Methylation Predicts Mortality

A study finds a link between patterns of methylation in the human genome and people’s life span.

By | February 3, 2015

WIKIMEDIA, CHALMERS BUTTERFIELDThrough a study involving 5,000 individuals, researchers have found that methylation patterns are linked with age, and that older-looking methylation states may predict how much longer people will live.

The finding “is exciting as it has identified a novel indicator of aging, which improves the prediction of life span over and above the contribution of factors such as smoking, diabetes and cardiovascular disease,” Ian Deary, the study’s senior author and a researcher at the University of Edinburgh, said in a press release.

Deary’s study, published in Genome Biology last week (January 30), used two established measures that compare a person’s chronological age to the age predicted by DNA methylation to see how those metrics correlate with longevity. The researchers found that when a person’s DNA methylation age was five years older than his or her chronological age, the person’s chance of dying sooner than others without that profile rose 16 percent.

“It may therefore be possible to think of DNA methylation predicted age as an ‘epigenetic clock’ that measures biological age and runs alongside, but not always in parallel with chronological age, and may inform life expectancy predictions,” the authors wrote in their report. “Our results imply that epigenetic marks, such as gene methylation, are like other complex traits: influenced by both genetic and environmental factors and associated with major health-related outcomes.”

Advertisement

Add a Comment

Avatar of: You

You

Processing...
Processing...

Sign In with your LabX Media Group Passport to leave a comment

Not a member? Register Now!

LabX Media Group Passport Logo

Popular Now

  1. Next Generation: Nanotube Scaffolds Reconnect Spinal Neurons
  2. Mapping the Human Connectome
    Daily News Mapping the Human Connectome

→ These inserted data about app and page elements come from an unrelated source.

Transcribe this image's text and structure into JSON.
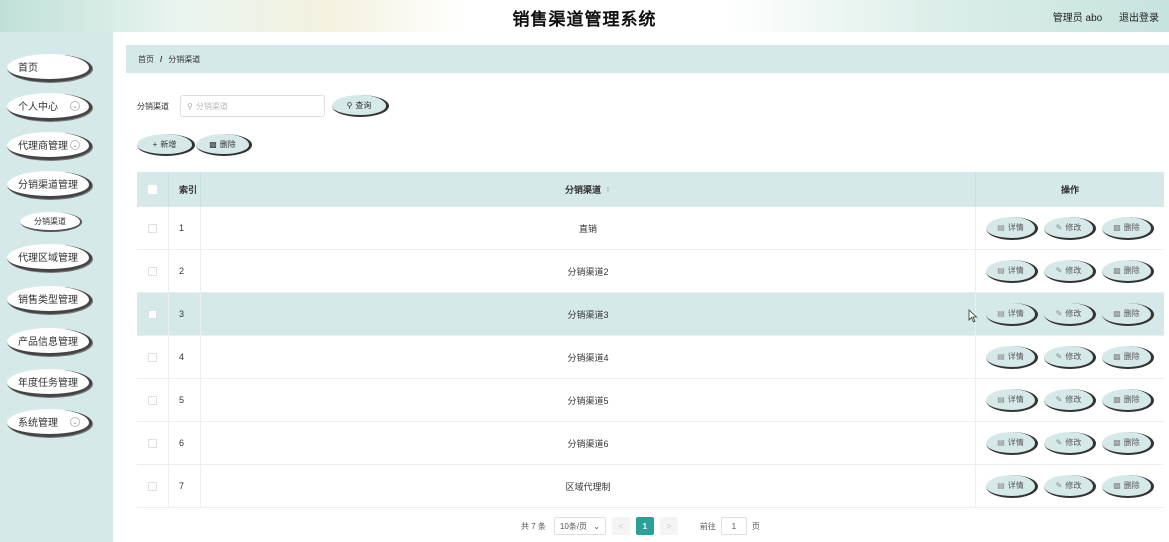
{
  "header": {
    "title": "销售渠道管理系统",
    "user": "管理员 abo",
    "logout": "退出登录"
  },
  "sidebar": {
    "items": [
      {
        "label": "首页",
        "has_chevron": false
      },
      {
        "label": "个人中心",
        "has_chevron": true
      },
      {
        "label": "代理商管理",
        "has_chevron": true
      },
      {
        "label": "分销渠道管理",
        "has_chevron": false
      },
      {
        "label": "代理区域管理",
        "has_chevron": false
      },
      {
        "label": "销售类型管理",
        "has_chevron": false
      },
      {
        "label": "产品信息管理",
        "has_chevron": false
      },
      {
        "label": "年度任务管理",
        "has_chevron": false
      },
      {
        "label": "系统管理",
        "has_chevron": true
      }
    ],
    "sub_item": "分销渠道",
    "chevron_glyph": "⌄"
  },
  "breadcrumb": {
    "home": "首页",
    "sep": "/",
    "current": "分销渠道"
  },
  "search": {
    "label": "分销渠道",
    "placeholder": "分销渠道",
    "button": "查询",
    "search_icon": "search-icon"
  },
  "toolbar": {
    "add": "新增",
    "delete": "删除"
  },
  "table": {
    "headers": {
      "index": "索引",
      "name": "分销渠道",
      "ops": "操作"
    },
    "sort_glyph": "⇕",
    "rows": [
      {
        "index": "1",
        "name": "直销"
      },
      {
        "index": "2",
        "name": "分销渠道2"
      },
      {
        "index": "3",
        "name": "分销渠道3"
      },
      {
        "index": "4",
        "name": "分销渠道4"
      },
      {
        "index": "5",
        "name": "分销渠道5"
      },
      {
        "index": "6",
        "name": "分销渠道6"
      },
      {
        "index": "7",
        "name": "区域代理制"
      }
    ],
    "highlighted_row": 3,
    "ops": {
      "detail": "详情",
      "edit": "修改",
      "delete": "删除"
    }
  },
  "pagination": {
    "total": "共 7 条",
    "page_size": "10条/页",
    "prev": "<",
    "current": "1",
    "next": ">",
    "goto_prefix": "前往",
    "goto_value": "1",
    "goto_suffix": "页",
    "dropdown_glyph": "⌄"
  },
  "colors": {
    "accent": "#2aa198",
    "panel": "#d6e9e9"
  }
}
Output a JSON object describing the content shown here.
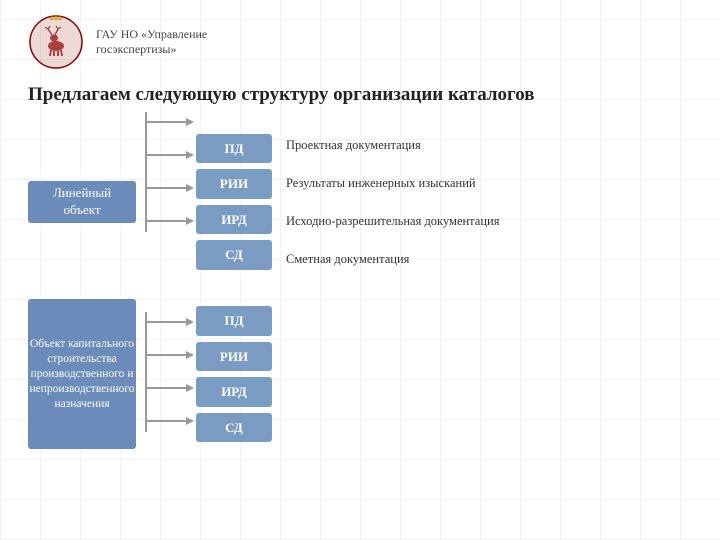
{
  "header": {
    "org_line1": "ГАУ НО «Управление",
    "org_line2": "госэкспертизы»"
  },
  "page": {
    "title": "Предлагаем следующую структуру организации каталогов"
  },
  "row1": {
    "left_label": "Линейный объект",
    "items": [
      {
        "code": "ПД",
        "description": "Проектная документация"
      },
      {
        "code": "РИИ",
        "description": "Результаты инженерных изысканий"
      },
      {
        "code": "ИРД",
        "description": "Исходно-разрешительная документация"
      },
      {
        "code": "СД",
        "description": "Сметная документация"
      }
    ]
  },
  "row2": {
    "left_label": "Объект капитального строительства производственного и непроизводственного назначения",
    "items": [
      {
        "code": "ПД",
        "description": ""
      },
      {
        "code": "РИИ",
        "description": ""
      },
      {
        "code": "ИРД",
        "description": ""
      },
      {
        "code": "СД",
        "description": ""
      }
    ]
  },
  "colors": {
    "box_bg": "#7a9cc2",
    "arrow": "#999999",
    "text_dark": "#333333",
    "text_white": "#ffffff"
  }
}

    A new map of human cortex combines data from multiple imaging modalities and comprises 180 distinct regions.

  3. Will Organs-in-a-Dish Ever Replace Animal Models?
  4. Your Office Has a Distinct Microbiome
RayBiotech